History of Letterpress Printing
Letterpress printing is a technique of relief printing using a printing press, a process by which many copies are produced by repeated direct impression of an inked, raised surface against sheets or a continuous roll of paper. A worker composes and locks movable type into the “bed” or “chase” of a press, inks it, and presses paper against it to transfer the ink from the type which creates an impression on the paper.
In practice, letterpress also includes other forms of relief printing with printing presses, such as wood engravings, photo-etched zinc “cuts” (plates), and linoleum blocks, which can be used alongside metal type, or wood type, in a single operation, as well as stereotypes and electrotypes of type and blocks. With certain letterpress units it is also possible to join movable type with slugs cast using hot metal typesetting. In theory, anything that is “type high” or .918 inches can be printed using letterpress.

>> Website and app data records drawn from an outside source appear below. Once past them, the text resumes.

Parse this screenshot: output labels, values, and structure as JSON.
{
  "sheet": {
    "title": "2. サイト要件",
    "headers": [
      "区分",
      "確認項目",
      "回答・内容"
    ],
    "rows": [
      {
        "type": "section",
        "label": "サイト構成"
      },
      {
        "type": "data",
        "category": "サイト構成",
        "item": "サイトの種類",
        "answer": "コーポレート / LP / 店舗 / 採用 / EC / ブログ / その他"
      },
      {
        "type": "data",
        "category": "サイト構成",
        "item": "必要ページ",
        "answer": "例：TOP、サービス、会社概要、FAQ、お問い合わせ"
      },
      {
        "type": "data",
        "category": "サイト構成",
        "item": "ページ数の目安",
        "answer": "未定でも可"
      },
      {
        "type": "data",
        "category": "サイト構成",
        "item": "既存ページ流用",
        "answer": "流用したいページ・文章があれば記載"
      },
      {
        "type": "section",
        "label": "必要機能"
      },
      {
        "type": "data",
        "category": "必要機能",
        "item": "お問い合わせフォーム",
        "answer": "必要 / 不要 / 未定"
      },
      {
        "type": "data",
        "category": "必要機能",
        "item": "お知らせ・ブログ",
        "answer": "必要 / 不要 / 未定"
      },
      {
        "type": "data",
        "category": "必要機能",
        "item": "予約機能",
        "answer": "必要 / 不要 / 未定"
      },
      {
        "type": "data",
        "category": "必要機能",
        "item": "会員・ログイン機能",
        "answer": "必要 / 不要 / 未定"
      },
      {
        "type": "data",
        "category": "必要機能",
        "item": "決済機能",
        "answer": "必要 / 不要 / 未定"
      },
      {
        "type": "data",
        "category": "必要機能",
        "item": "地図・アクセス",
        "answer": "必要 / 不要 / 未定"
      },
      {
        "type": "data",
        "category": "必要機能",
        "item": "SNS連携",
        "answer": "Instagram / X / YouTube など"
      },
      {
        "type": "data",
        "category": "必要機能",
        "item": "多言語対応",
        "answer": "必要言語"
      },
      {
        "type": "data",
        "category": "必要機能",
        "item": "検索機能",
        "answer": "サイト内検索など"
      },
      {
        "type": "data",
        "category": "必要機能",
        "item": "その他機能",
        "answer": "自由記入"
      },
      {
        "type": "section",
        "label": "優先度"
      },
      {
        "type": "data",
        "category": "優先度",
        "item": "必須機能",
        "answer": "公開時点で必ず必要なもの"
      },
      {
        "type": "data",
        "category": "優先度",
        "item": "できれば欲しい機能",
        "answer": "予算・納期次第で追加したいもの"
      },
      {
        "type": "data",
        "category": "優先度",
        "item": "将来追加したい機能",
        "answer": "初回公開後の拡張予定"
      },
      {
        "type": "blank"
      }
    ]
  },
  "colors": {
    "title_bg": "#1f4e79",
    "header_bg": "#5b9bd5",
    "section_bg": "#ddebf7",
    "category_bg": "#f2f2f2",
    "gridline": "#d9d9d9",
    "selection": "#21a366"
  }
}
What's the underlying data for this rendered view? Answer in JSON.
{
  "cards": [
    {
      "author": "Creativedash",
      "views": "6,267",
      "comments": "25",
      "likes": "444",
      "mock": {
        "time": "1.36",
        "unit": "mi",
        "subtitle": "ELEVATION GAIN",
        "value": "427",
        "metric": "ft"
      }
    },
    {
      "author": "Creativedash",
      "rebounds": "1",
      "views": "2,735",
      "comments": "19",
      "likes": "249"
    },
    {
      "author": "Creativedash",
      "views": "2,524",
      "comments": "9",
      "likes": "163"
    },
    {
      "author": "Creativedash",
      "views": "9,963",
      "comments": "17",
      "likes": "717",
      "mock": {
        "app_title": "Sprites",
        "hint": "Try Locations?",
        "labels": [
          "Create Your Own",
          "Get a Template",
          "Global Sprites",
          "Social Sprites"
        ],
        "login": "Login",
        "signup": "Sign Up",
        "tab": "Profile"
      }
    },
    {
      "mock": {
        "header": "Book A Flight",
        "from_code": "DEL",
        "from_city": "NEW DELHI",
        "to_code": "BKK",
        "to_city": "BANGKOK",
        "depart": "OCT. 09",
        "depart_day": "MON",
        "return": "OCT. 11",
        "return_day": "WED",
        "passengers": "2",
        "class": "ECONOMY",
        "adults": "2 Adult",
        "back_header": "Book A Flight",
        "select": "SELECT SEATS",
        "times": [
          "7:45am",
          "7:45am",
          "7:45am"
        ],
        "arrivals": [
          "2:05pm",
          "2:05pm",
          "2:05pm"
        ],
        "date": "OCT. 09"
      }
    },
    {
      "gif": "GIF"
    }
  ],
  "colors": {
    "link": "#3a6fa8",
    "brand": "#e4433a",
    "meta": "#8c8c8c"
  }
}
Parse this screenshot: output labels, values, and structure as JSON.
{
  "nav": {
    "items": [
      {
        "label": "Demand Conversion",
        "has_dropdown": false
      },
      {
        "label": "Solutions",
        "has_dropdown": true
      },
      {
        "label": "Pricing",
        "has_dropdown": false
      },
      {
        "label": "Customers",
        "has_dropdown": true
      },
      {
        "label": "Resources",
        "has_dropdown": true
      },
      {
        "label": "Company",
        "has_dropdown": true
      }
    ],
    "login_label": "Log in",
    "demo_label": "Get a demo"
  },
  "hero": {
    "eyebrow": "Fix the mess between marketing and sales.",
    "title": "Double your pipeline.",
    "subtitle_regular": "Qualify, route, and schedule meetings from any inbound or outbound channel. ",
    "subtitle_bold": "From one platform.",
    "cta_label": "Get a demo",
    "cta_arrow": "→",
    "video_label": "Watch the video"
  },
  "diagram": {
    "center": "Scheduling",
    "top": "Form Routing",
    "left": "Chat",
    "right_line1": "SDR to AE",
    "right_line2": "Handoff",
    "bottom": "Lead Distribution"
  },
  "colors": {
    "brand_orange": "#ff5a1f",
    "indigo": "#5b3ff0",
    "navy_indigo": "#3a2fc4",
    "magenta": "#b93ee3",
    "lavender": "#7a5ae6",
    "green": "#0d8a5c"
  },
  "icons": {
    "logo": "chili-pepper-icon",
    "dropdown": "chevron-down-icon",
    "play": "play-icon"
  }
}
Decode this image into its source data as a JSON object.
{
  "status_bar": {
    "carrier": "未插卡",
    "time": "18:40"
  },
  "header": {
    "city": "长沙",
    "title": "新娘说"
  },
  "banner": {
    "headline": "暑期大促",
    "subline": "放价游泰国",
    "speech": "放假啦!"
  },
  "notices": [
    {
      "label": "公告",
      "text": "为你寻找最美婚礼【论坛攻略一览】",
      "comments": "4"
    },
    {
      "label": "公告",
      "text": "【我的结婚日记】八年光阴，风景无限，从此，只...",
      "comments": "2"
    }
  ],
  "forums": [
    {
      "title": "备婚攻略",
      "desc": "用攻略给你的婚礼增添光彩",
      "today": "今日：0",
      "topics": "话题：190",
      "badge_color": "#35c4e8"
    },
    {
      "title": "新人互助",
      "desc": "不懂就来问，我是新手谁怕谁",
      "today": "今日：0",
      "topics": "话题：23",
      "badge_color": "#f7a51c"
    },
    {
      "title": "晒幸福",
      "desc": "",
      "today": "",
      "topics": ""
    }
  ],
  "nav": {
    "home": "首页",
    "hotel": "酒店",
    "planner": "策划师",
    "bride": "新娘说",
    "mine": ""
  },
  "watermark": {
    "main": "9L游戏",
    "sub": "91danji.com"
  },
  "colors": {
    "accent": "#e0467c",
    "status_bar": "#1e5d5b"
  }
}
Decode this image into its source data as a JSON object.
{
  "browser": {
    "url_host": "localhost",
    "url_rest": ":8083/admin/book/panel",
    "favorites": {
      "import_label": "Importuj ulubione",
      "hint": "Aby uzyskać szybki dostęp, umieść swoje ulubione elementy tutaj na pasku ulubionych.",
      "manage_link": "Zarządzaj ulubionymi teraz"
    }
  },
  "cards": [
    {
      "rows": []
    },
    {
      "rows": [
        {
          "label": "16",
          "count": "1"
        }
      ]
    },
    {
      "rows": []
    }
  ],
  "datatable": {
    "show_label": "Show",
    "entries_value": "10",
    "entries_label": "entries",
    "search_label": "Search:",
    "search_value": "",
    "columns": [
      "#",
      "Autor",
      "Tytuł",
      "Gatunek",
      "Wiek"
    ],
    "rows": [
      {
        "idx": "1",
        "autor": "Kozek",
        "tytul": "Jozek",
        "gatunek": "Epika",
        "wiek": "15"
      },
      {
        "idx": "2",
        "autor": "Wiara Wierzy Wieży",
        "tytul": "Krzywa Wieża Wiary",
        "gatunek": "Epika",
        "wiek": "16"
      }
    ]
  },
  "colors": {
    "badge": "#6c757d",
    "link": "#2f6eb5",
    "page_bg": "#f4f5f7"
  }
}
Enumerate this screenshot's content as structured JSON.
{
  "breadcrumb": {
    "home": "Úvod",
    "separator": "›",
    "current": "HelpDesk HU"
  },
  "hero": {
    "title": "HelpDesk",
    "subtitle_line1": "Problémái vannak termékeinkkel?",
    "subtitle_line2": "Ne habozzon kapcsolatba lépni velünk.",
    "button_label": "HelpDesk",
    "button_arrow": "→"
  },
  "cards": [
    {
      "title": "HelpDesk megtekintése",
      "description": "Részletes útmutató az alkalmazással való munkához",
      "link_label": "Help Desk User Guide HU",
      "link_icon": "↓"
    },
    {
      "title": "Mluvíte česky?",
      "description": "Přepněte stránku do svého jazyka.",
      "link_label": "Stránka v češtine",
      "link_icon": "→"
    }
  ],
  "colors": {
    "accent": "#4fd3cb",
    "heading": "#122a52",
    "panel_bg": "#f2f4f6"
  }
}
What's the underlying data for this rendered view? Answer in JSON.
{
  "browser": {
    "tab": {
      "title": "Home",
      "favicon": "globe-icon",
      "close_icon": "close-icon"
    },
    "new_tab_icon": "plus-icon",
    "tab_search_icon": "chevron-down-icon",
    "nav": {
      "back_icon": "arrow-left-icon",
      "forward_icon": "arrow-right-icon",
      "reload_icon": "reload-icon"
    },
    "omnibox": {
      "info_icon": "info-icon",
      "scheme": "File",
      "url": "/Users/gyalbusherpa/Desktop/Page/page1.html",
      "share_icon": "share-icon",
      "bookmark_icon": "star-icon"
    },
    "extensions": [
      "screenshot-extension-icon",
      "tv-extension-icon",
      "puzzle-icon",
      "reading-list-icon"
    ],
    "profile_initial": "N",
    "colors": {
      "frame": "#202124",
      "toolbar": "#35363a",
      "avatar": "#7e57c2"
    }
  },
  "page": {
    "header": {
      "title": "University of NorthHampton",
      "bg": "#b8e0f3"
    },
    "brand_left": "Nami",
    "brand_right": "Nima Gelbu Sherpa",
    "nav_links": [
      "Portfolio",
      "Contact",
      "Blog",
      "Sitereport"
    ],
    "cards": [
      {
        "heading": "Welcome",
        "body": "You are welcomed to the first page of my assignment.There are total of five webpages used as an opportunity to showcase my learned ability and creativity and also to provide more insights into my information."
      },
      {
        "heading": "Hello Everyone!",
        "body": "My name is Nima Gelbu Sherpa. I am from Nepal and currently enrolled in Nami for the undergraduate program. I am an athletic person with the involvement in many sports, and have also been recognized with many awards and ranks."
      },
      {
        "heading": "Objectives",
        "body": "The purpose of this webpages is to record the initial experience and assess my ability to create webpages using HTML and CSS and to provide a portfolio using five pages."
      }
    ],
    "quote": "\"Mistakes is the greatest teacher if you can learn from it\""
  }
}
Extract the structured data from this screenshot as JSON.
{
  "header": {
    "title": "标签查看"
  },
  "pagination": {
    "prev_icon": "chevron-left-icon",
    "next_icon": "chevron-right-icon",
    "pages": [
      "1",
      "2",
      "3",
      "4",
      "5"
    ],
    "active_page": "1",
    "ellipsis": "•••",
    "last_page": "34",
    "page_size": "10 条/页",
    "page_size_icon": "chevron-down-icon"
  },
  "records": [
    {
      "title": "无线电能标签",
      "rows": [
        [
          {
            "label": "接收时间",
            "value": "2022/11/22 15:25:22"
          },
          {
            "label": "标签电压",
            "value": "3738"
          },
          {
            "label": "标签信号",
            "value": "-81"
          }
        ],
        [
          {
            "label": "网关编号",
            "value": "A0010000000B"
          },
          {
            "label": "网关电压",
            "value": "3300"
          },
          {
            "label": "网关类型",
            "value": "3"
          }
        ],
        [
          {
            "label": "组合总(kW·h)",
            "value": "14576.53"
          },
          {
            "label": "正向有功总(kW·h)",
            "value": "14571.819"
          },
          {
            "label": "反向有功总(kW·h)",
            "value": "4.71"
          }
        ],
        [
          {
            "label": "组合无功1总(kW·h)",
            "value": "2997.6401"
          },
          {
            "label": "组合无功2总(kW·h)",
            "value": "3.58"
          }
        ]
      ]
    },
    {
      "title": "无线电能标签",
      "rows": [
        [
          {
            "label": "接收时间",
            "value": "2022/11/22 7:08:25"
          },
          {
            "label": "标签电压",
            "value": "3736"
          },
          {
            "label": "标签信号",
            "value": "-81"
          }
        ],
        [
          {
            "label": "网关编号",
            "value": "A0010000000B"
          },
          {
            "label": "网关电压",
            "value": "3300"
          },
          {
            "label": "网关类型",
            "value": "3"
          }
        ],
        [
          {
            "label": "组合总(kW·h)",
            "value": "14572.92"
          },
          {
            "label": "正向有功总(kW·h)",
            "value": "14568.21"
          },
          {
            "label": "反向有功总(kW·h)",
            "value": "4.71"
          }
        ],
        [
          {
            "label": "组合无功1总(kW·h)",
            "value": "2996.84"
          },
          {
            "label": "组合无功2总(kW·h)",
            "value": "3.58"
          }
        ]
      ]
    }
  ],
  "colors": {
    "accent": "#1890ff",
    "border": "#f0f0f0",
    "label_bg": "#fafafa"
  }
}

Letterpress printing was the normal form of printing text from its invention by Johannes Gutenberg in the mid-15th century until the 19th century and remained in wide use for books and other uses until the second half of the 20th century. Letterpress printing remained the primary way to print and distribute information until the twentieth century, when offset printing was developed, which largely supplanted its role in printing books and newspapers. All forms of data collection were affected by the invention of letterpress printing, as were many careers such as teachers, preachers, physicians and surgeons and artist-engineers. More recently, letterpress printing has seen a revival in an artisan form.
Johannes Gutenberg is credited with the development in the western hemisphere, in about 1440, of modern movable type printing from individually cast, reusable letters set together in a form (frame or chase). Movable type was first invented in China using ceramic type in 1040 AD and the Koreans developed movable metal type in 1100 AD. Gutenberg also invented a wooden printing press, based on the extant wine press, where the type surface was inked with leather covered ink balls and paper laid carefully on top by hand, then slid under a padded surface and pressure applied from above by a large threaded screw. It was Gutenburg’s “screw press” or hand press that was used to print 180 copies of the Bible. At 1,282 pages, it took him and his staff of 20 almost 3 years to complete. 48 copies remain intact today. This form of press work gradually replaced the hand copied manuscripts of scribes and illuminators as the most prevalent form of printing. Printers’ workshops, previously unknown in Europe before the mid-1400’s, were found in every important metropolis by 1500. Later metal presses used a knuckle and lever arrangement instead of the screw, but the principle was the same. Ink rollers made of composition made inking faster and paved the way for further automation.